Your job is to retype all of the data word for word, leaving every image out.

(Data section begins)

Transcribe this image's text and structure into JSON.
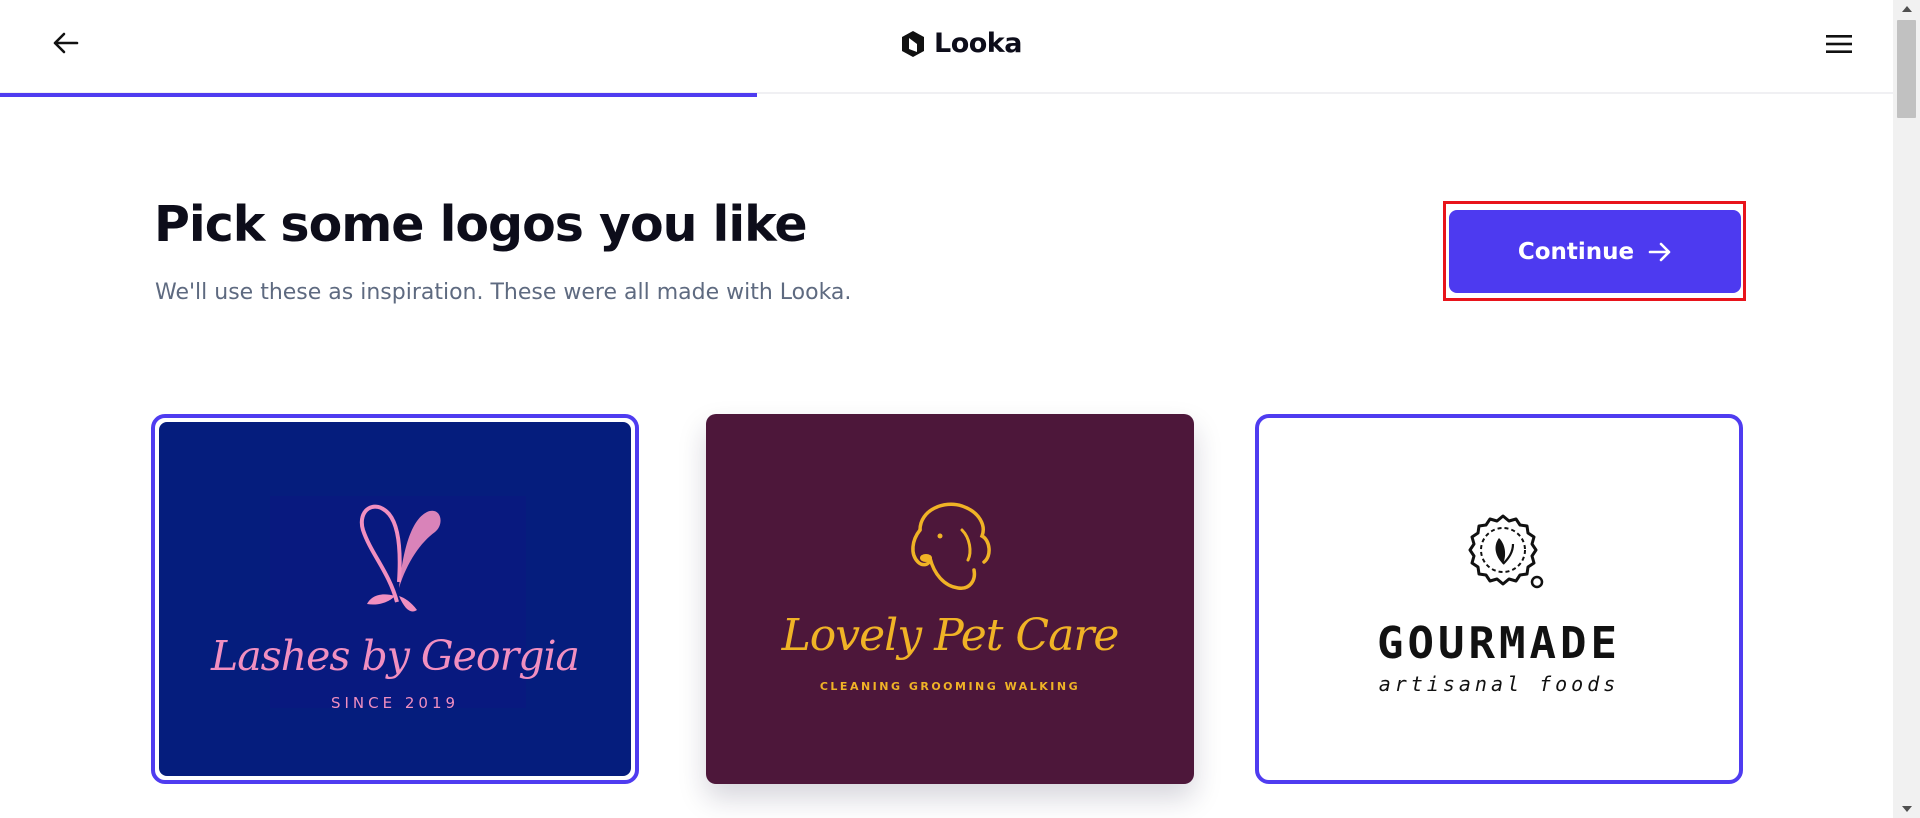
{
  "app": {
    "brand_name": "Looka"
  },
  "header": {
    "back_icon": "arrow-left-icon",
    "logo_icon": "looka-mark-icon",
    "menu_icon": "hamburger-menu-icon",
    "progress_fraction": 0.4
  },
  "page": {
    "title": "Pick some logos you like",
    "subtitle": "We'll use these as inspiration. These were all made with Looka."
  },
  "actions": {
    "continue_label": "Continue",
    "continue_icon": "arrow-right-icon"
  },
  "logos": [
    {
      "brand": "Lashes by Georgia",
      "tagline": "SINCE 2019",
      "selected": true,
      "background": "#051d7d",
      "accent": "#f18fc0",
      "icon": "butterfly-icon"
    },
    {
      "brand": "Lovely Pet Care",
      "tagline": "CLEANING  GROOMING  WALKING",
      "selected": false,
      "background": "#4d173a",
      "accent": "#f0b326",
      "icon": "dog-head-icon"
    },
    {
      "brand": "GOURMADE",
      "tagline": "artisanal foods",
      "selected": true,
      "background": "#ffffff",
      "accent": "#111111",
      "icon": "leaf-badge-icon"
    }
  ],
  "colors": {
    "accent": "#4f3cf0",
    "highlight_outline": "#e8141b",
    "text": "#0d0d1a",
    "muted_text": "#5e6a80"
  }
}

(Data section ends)

▶ Answer section:
Transcribe this image's text and structure into JSON.
{
  "app": {
    "brand_name": "Looka"
  },
  "header": {
    "back_icon": "arrow-left-icon",
    "logo_icon": "looka-mark-icon",
    "menu_icon": "hamburger-menu-icon",
    "progress_fraction": 0.4
  },
  "page": {
    "title": "Pick some logos you like",
    "subtitle": "We'll use these as inspiration. These were all made with Looka."
  },
  "actions": {
    "continue_label": "Continue",
    "continue_icon": "arrow-right-icon"
  },
  "logos": [
    {
      "brand": "Lashes by Georgia",
      "tagline": "SINCE 2019",
      "selected": true,
      "background": "#051d7d",
      "accent": "#f18fc0",
      "icon": "butterfly-icon"
    },
    {
      "brand": "Lovely Pet Care",
      "tagline": "CLEANING  GROOMING  WALKING",
      "selected": false,
      "background": "#4d173a",
      "accent": "#f0b326",
      "icon": "dog-head-icon"
    },
    {
      "brand": "GOURMADE",
      "tagline": "artisanal foods",
      "selected": true,
      "background": "#ffffff",
      "accent": "#111111",
      "icon": "leaf-badge-icon"
    }
  ],
  "colors": {
    "accent": "#4f3cf0",
    "highlight_outline": "#e8141b",
    "text": "#0d0d1a",
    "muted_text": "#5e6a80"
  }
}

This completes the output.